Three Keys to Career Transition Success

August, 2014

iStock_000015431657Small

After completing three years of my monthly blogs, I see three recurring themes for career transition success: how to focus and filter, networking best practices, and balancing IQ with EQ. Below is a collection of past blogs tied to these three themes. You can click the highlighted date on any of these entries to link to the entire blog.

Focus and Filter

Evaluating an Opportunity: October, 2013 blog

What are the key considerations as you evaluate a job, an organization and the personal factors like salary, location and time demands? What do you want? How important is each factor? How does an opportunity you are considering measure up? Here is a tool to help you decide if this it the right next step for you.

The Three Stages of a Transition: February, 2014 blog

While in a transition, we each travel a somewhat predictable path. We begin with an ending, then move through a kind of wilderness, and eventually culminate in a new beginning. Each stage has its opportunities, challenges, emotional and strategic considerations. See what William Bridges’ transition model can do to help you navigate what can be a disruptive and emotionally turbulent career transition experience.

Fake It ‘til You Become It: September, 2013

Don’t let fear become your filter. If you really want something that you’re not sure you can have, consider faking it ‘til you become it. This entire TED talk is excellent, but if you just have three minutes to invest, start at minute 16. You will be inspired, and it might just change your thinking about what is possible for you, and how to go after it.

Networking Best Practices

The 20-Minute Networking Meeting: August, 2013 blog

This is an excellent networking book. In this blog I revisit the book’s networking model (updating a past blog), and highlight the comments made by author Marcia Ballinger at an executive career transition group presentation.
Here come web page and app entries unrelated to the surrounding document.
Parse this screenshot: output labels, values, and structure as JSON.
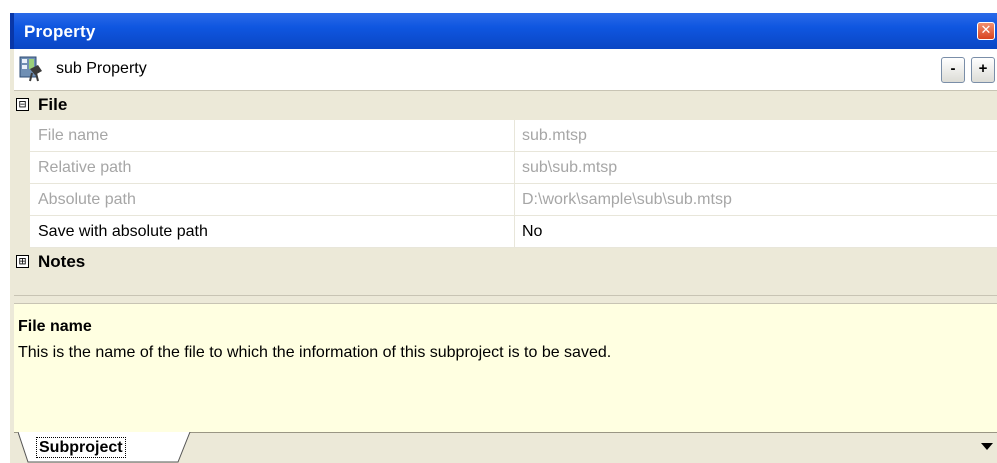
{
  "window": {
    "title": "Property",
    "close_icon": "close-icon"
  },
  "header": {
    "title": "sub Property",
    "icon": "subproject-property-icon",
    "collapse_label": "-",
    "expand_label": "+"
  },
  "categories": [
    {
      "label": "File",
      "toggle": "⊟",
      "expanded": true,
      "rows": [
        {
          "name": "File name",
          "value": "sub.mtsp",
          "readonly": true
        },
        {
          "name": "Relative path",
          "value": "sub\\sub.mtsp",
          "readonly": true
        },
        {
          "name": "Absolute path",
          "value": "D:\\work\\sample\\sub\\sub.mtsp",
          "readonly": true
        },
        {
          "name": "Save with absolute path",
          "value": "No",
          "readonly": false
        }
      ]
    },
    {
      "label": "Notes",
      "toggle": "⊞",
      "expanded": false,
      "rows": []
    }
  ],
  "description": {
    "title": "File name",
    "text": "This is the name of the file to which the information of this subproject is to be saved."
  },
  "tabs": [
    {
      "label": "Subproject",
      "active": true
    }
  ],
  "colors": {
    "titlebar": "#0f56e0",
    "panel": "#ece9d8",
    "description_bg": "#ffffe1",
    "readonly_text": "#a6a6a6"
  }
}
This should be required reading for anyone in transition. I give it to every new client.

Planned Happenstance: February, 2012 blog

Move ahead with intentionality, and always stay open to surprises.
Someone you were counting on will inevitably let you down, and
a relative stranger will be incredibly generous. You need to network, and not default to the internet or isolation. In my twenty-five years in this field, one thing has not changed…65 to 80% of all landings are directly tied to a network sponsor. Make that the percentage of time you network while in transition, and you will be moving in the right direction.
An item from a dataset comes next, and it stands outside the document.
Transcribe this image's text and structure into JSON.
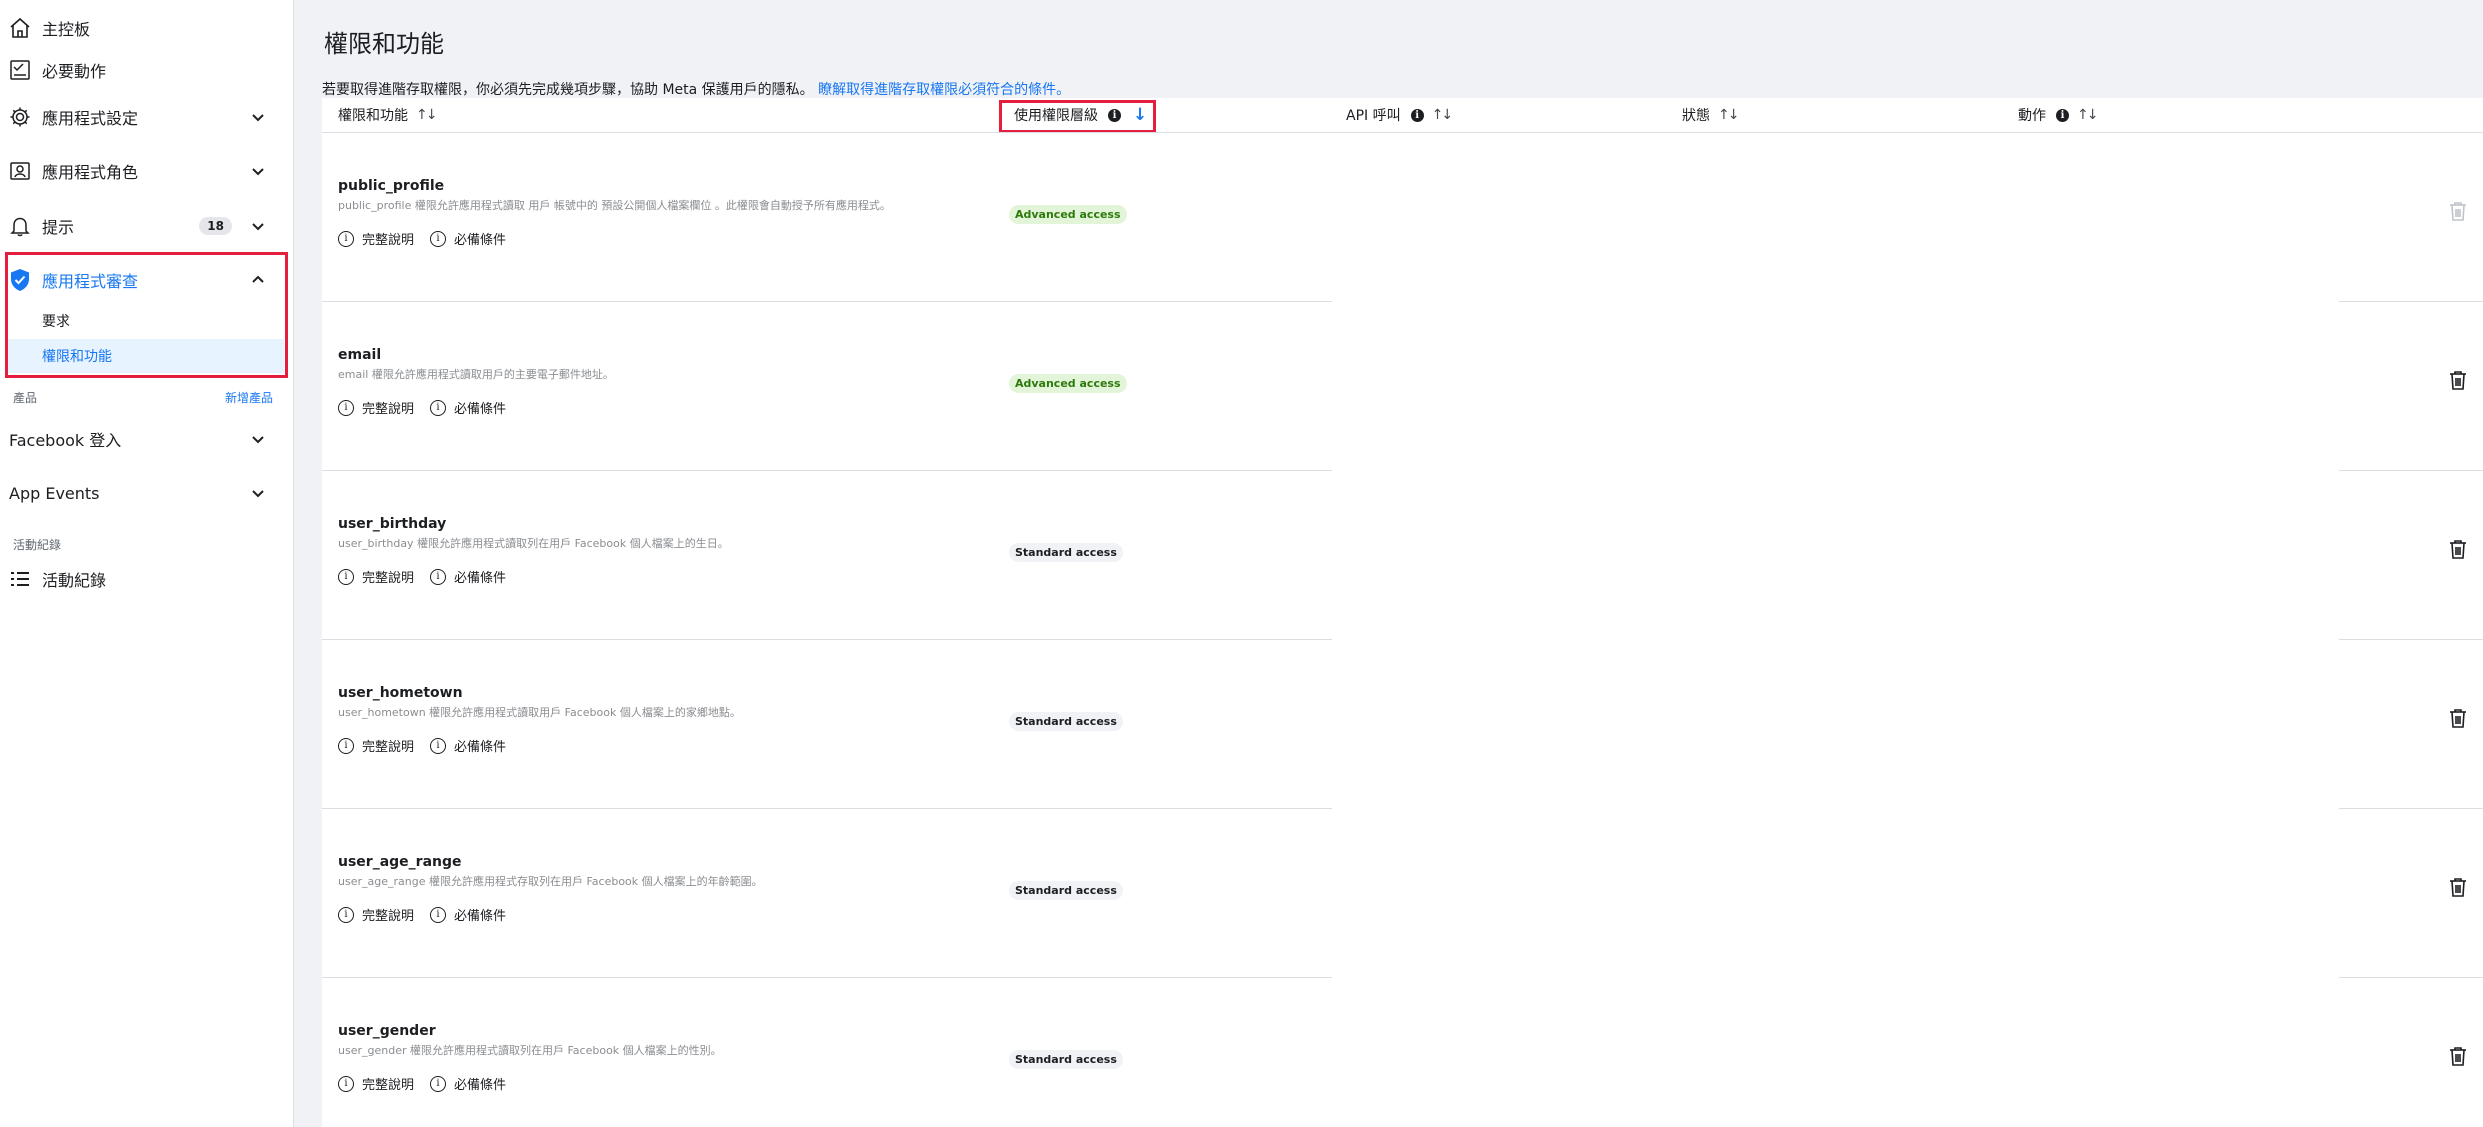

Are You Interested AND Interesting When Networking? July 2014 blog

Are you memorable, or mostly a “sponge and mirror” when networking?
What stories make you interesting? Near the end of this blog, I reference what I consider my most interesting story. Read about how my father sang, danced and received a standing ovation on Broadway at a Hugh Jackson musical. That’s my dad in the blue sweater on his 85th birthday standing beside Hugh Jackman. I received more emails after this blog than any others I wrote. What are your interesting stories?

Balancing IQ and EQ

Balance IQ and EQ: May, 2013 blog

Imagine you are riding a bicycle, with the back wheel IQ, the front wheel EQ (emotional intelligence). Drive with IQ, steer with EQ.

Fit vs. Talent: May, 2014 blog

Job campaign results come from perseverance, connections, talent and fit,
in that order. You get in the door with perseverance and connections.
Your talent and fit get you the offer. When there are several qualified candidates for an employer to choose from, each with considerable talent, fit becomes the deciding factor. Are you equally focused on talent and fit in networking and job interviews? Be authentic, and be fully attentive to your audience.

Eileen’s Eight: April, 2014 blog

Eileen Agather, Chairman and CEO, JPMorgan Chase, authored this list of eight guiding principles for leadership and career management. She reveals herself as a tough, decisive and driven Texas bank executive. Her updated “Eileen’s 2.0” version shows us a more emotionally intelligent leader, who became even more effective by emphasizing compassion and versatility. Many of my clients forwarded this blog to their daughters. It seems that Eileen has found the right mix of head and heart, driving and building. How balanced are you these days?